REQUIRED WORK: With the entries below as the source, tally the lines that contain the string "indent" and give the number only.
►
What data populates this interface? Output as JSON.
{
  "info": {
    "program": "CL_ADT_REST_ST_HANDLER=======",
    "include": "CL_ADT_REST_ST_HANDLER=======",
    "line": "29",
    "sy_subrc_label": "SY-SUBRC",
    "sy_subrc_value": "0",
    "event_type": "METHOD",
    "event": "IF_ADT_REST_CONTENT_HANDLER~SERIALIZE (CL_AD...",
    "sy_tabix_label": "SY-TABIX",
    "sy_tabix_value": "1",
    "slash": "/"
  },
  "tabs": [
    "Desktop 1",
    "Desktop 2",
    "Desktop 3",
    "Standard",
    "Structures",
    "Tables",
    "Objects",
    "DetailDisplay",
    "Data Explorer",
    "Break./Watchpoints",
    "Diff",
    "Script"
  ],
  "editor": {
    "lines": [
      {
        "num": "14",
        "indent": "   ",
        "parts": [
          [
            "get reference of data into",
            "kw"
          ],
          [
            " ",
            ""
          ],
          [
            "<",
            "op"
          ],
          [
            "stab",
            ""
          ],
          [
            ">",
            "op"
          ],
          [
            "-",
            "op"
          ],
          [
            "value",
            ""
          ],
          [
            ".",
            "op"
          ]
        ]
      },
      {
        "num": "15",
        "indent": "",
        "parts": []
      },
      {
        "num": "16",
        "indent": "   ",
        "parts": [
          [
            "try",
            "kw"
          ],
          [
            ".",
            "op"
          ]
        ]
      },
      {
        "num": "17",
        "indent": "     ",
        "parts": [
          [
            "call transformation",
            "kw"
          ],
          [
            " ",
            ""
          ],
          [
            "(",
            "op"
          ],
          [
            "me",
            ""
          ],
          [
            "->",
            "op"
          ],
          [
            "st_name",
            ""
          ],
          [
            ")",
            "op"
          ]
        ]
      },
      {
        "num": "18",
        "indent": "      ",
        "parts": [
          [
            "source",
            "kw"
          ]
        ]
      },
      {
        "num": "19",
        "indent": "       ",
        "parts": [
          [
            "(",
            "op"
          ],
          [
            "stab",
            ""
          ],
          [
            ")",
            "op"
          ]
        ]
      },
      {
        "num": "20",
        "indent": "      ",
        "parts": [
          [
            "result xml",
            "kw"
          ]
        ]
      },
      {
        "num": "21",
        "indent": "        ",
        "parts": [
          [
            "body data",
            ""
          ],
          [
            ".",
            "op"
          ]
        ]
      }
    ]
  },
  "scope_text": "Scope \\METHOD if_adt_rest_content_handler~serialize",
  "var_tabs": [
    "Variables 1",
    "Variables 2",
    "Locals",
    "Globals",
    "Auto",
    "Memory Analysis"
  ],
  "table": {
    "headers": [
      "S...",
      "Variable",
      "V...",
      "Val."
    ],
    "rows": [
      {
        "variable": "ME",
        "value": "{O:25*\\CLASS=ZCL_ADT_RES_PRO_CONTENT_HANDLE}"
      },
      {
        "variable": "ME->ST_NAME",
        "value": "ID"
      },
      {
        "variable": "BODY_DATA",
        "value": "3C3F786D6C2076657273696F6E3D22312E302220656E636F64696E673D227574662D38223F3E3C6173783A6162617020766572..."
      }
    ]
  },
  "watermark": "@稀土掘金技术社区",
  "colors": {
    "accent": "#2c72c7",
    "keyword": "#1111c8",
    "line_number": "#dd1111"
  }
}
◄
TASK RESULT: 8